▸ Exercise aim
Search the entries below for "color". Report each line where it occurs.

▸ Task data
::::::

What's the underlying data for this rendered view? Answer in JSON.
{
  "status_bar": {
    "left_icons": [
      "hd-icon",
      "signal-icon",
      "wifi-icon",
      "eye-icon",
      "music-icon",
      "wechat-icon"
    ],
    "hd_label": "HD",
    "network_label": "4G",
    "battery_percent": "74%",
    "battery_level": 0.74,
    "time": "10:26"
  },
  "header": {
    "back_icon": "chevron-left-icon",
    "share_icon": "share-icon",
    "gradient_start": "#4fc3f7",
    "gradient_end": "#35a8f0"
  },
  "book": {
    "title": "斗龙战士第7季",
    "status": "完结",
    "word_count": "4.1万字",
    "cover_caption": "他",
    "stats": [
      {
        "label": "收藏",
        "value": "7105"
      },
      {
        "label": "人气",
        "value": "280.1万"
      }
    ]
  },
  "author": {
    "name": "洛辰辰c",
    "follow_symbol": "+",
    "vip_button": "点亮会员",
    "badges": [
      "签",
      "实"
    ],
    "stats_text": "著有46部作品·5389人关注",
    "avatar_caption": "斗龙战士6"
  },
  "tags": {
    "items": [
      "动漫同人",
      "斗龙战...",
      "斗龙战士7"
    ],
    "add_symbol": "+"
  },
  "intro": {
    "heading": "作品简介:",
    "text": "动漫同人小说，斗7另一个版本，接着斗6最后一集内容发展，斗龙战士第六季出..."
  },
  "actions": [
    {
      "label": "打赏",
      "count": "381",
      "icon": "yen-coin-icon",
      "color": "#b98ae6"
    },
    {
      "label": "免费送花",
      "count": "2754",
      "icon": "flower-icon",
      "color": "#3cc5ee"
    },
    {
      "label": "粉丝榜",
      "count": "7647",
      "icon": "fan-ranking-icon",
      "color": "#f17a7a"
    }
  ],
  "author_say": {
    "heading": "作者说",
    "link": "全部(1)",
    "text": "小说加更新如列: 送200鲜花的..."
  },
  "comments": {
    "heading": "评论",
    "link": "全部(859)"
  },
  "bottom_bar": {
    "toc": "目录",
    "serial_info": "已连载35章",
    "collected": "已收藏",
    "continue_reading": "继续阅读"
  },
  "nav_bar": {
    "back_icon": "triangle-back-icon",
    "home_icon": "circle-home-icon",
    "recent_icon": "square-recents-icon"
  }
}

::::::

▸ Output
      "color": "#b98ae6"
      "color": "#3cc5ee"
      "color": "#f17a7a"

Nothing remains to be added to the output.